Kaine said he’s tried to use the time since the election to “really crash-course” in health care policy by visiting clinics and other health care providers across the state, trips that could also serve as early campaigning for his own reelection bid next year.
Kaine readily admits Democrats don’t have the numbers in Congress to halt the Obamacare repeal effort, but he said he's still reached out to GOP colleagues, trying to convince them “that it’s a really bad idea,” and offering them “an off-ramp off a very bad highway.”
“Many of them feel like they kind of have to let the Republican-only effort sort of run its course,” Kaine said, declining to identify the Republicans in question, “but I’ve had enough discussions with Republican colleagues to know that they kind of hope we’re going to get to the bipartisan dialogue.”
Kaine describes his strategy for choosing which issues to work on with Republicans as a pragmatic one. “I think the thing to do is to advance where you can, defend everything you must,” he said. “If I think something’s good for the country or for Virginia, I want to work together on it.”
One of the issues on which Kaine, whose state is home to a sizable military presence, has worked extensively with Republican colleagues is the war on terror.
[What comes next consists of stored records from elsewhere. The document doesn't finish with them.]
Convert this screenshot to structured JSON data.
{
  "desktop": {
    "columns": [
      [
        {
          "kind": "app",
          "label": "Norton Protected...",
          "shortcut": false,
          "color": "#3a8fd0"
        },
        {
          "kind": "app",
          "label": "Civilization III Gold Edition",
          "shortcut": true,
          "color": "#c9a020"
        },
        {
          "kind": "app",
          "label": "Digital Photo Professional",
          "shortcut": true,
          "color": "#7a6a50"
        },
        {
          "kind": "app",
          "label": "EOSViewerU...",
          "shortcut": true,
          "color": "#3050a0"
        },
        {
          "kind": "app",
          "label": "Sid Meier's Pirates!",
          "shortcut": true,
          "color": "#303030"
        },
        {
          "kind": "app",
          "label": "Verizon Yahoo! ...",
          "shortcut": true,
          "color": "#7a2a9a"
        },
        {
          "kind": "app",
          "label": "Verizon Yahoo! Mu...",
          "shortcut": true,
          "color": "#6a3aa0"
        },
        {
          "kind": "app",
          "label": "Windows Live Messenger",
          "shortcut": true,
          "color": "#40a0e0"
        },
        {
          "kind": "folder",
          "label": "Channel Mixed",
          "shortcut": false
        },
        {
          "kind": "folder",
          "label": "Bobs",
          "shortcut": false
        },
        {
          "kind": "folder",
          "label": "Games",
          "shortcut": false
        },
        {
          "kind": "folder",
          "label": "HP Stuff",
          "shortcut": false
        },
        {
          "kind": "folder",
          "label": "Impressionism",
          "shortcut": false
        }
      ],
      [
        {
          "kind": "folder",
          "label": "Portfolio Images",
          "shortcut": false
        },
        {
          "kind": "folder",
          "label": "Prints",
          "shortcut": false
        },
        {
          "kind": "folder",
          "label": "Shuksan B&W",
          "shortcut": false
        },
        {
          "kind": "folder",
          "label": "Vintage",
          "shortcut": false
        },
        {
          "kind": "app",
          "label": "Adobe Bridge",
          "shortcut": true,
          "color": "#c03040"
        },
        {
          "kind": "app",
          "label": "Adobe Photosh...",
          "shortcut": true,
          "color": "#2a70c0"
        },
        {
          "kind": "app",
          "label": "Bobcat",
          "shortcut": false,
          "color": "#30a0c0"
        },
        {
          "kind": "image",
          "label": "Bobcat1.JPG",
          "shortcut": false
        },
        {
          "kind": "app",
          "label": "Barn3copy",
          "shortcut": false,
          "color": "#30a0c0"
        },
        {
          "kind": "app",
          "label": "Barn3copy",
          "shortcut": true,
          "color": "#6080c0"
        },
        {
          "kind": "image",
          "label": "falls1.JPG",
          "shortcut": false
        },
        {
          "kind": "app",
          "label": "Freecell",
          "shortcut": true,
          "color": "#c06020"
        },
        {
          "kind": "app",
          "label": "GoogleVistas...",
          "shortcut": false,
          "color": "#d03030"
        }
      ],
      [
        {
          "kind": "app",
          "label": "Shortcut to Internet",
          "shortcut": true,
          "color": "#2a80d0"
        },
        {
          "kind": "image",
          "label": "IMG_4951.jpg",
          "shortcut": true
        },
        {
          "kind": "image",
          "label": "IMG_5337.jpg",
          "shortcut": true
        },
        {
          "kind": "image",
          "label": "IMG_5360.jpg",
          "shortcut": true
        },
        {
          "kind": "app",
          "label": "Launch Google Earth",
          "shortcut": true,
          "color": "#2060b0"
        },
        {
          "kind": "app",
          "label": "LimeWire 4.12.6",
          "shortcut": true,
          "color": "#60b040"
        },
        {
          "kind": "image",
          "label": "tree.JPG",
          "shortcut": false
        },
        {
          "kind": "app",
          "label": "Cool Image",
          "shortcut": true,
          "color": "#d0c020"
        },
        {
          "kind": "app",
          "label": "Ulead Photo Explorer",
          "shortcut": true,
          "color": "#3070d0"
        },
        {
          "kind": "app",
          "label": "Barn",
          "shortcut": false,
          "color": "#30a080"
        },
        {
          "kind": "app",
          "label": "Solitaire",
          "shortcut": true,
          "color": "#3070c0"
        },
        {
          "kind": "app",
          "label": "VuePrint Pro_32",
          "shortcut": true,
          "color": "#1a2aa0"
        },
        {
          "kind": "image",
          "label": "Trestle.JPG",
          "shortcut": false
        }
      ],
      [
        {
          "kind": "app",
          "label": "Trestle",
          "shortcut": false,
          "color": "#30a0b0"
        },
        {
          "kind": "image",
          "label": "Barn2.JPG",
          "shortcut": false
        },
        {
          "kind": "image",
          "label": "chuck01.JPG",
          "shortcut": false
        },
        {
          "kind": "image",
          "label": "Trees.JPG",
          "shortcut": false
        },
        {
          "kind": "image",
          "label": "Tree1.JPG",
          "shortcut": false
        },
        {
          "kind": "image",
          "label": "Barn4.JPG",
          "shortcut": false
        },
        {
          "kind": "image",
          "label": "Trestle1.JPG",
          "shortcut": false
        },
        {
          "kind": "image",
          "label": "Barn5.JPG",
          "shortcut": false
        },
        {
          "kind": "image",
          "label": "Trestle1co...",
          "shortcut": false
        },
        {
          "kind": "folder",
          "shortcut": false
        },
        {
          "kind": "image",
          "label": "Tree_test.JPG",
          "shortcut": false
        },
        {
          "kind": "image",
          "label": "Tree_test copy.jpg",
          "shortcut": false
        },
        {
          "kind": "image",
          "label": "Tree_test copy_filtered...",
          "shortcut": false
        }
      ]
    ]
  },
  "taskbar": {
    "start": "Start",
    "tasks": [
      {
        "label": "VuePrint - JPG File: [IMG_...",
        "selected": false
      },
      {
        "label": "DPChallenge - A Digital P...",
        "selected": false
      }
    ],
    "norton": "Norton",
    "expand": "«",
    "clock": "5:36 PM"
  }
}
For years, Kaine — who also serves on the Armed Services and Foreign Relations committees — has pushed for Congress to update and replace the 2001 Authorization for the Use of Military Force, which Congress passed in the days after 9/11 to allow the US to go to war with the perpetrators of the terrorist attacks. But critics, including Kaine, say Congress needs to update the AUMF to adapt it to the current fight against ISIS and other terror groups.
"You have been sometimes a voice in the wilderness, but you’ve also been absolutely correct," Republican Sen. John McCain, chair of the Armed Services Committee, told Kaine at a hearing in January.
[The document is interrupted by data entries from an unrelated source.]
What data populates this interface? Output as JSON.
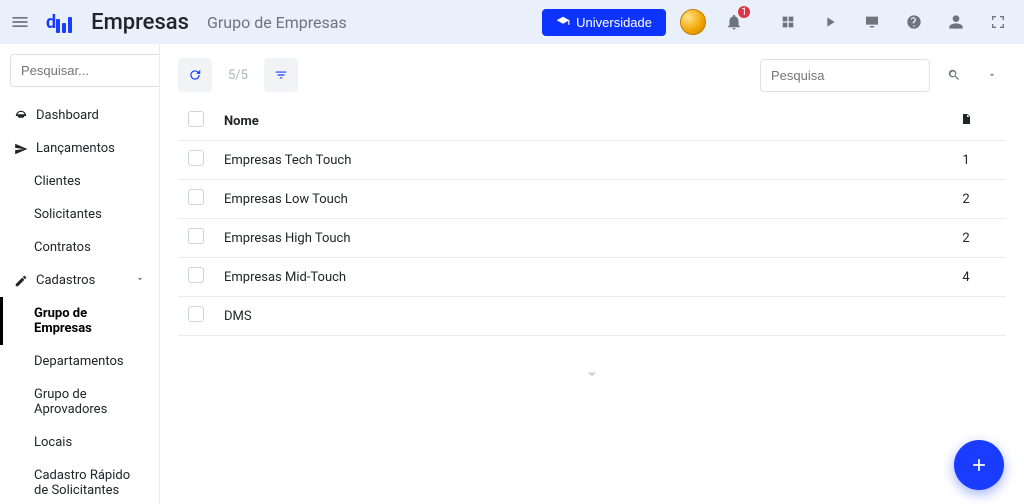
{
  "header": {
    "title": "Empresas",
    "subtitle": "Grupo de Empresas",
    "university_label": "Universidade",
    "notification_count": "1"
  },
  "sidebar": {
    "search_placeholder": "Pesquisar...",
    "dashboard": "Dashboard",
    "lancamentos": "Lançamentos",
    "clientes": "Clientes",
    "solicitantes": "Solicitantes",
    "contratos": "Contratos",
    "cadastros": "Cadastros",
    "grupo_empresas": "Grupo de Empresas",
    "departamentos": "Departamentos",
    "grupo_aprovadores": "Grupo de Aprovadores",
    "locais": "Locais",
    "cadastro_rapido": "Cadastro Rápido de Solicitantes"
  },
  "toolbar": {
    "count": "5/5",
    "search_placeholder": "Pesquisa"
  },
  "table": {
    "header_name": "Nome",
    "rows": [
      {
        "name": "Empresas Tech Touch",
        "count": "1"
      },
      {
        "name": "Empresas Low Touch",
        "count": "2"
      },
      {
        "name": "Empresas High Touch",
        "count": "2"
      },
      {
        "name": "Empresas Mid-Touch",
        "count": "4"
      },
      {
        "name": "DMS",
        "count": ""
      }
    ]
  }
}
Congressional war authorization is far from a hot topic issue at this point, but Kaine returned from the campaign trail and quickly teamed up with GOP Sen. Jeff Flake of Arizona in May to introduce legislation that would repeal Congress’s old authorizations and replace them with a new, five-year AUMF. It’s Kaine’s third proposal of this kind, but he believes this one finally “hits the sweet spot” by providing “more of a template for military force against a non-state actor than an ISIS-specific authorization.”
Despite past failures, Kaine is adamant that Congress can pass a new authorization this time around, and says fellow members are becoming increasingly concerned about multiple administrations’ reliance on a 16-year-old war authorization. Part of that, he says, is “because of who the administration is and not being sure what their strategy is, and that they’re a little mercurial.” The Senate Foreign Relations Committee held an initial public hearing on the AUMF in June, and has scheduled a closed briefing with Secretary of State Rex Tillerson and Defense Secretary James Mattis on this issue for next week.
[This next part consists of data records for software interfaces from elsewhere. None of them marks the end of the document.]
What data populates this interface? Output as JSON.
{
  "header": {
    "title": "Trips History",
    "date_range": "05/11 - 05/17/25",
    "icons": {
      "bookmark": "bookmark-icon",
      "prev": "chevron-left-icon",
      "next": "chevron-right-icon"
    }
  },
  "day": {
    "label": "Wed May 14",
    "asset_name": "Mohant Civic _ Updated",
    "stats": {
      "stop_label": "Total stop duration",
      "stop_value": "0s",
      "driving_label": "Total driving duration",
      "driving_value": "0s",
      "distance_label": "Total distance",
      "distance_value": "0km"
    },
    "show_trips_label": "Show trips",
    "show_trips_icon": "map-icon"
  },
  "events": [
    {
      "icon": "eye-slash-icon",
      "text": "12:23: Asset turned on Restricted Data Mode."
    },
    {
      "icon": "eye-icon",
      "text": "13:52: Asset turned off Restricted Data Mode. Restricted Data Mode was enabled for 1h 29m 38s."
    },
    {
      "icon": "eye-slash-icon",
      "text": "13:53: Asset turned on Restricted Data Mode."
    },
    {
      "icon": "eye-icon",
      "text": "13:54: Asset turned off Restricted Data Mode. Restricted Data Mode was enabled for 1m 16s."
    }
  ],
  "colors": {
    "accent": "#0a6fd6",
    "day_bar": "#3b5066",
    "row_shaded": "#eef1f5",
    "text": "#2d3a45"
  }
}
“I think if we get to it with the 19 of us around the table,” Kaine said earnestly of the committee as “Suite: Judy Blue Eyes” by Crosby, Stills & Nash played softly in his office, “I think we can find a path forward.”
As the sun was rising the morning after the health care press conference, Kaine was back on the lawn facing the Senate to attend a Catholic Mass service. If there’s one thing Kaine, who’s been known to unexpectedly appear at events in Virginia playing the harmonica, didn’t like about the presidential campaign, it was the wall of security constantly hovering between him and voters. “As wonderful as the security people were,” he said, “you chafe under it.”
“It’s nice to just walk up in blue jeans and a polo shirt to the mass at 6 o’clock this morning without a big — without anybody with me,” he said. “It’s just nice to live like a regular person.”
Kaine says he’s happy to cede the spotlight anyway.
“I like to get up on stages and play music, and I like giving speeches on the floor and stuff like that,” he said, “but I’m also perfectly comfortable letting somebody else do that.”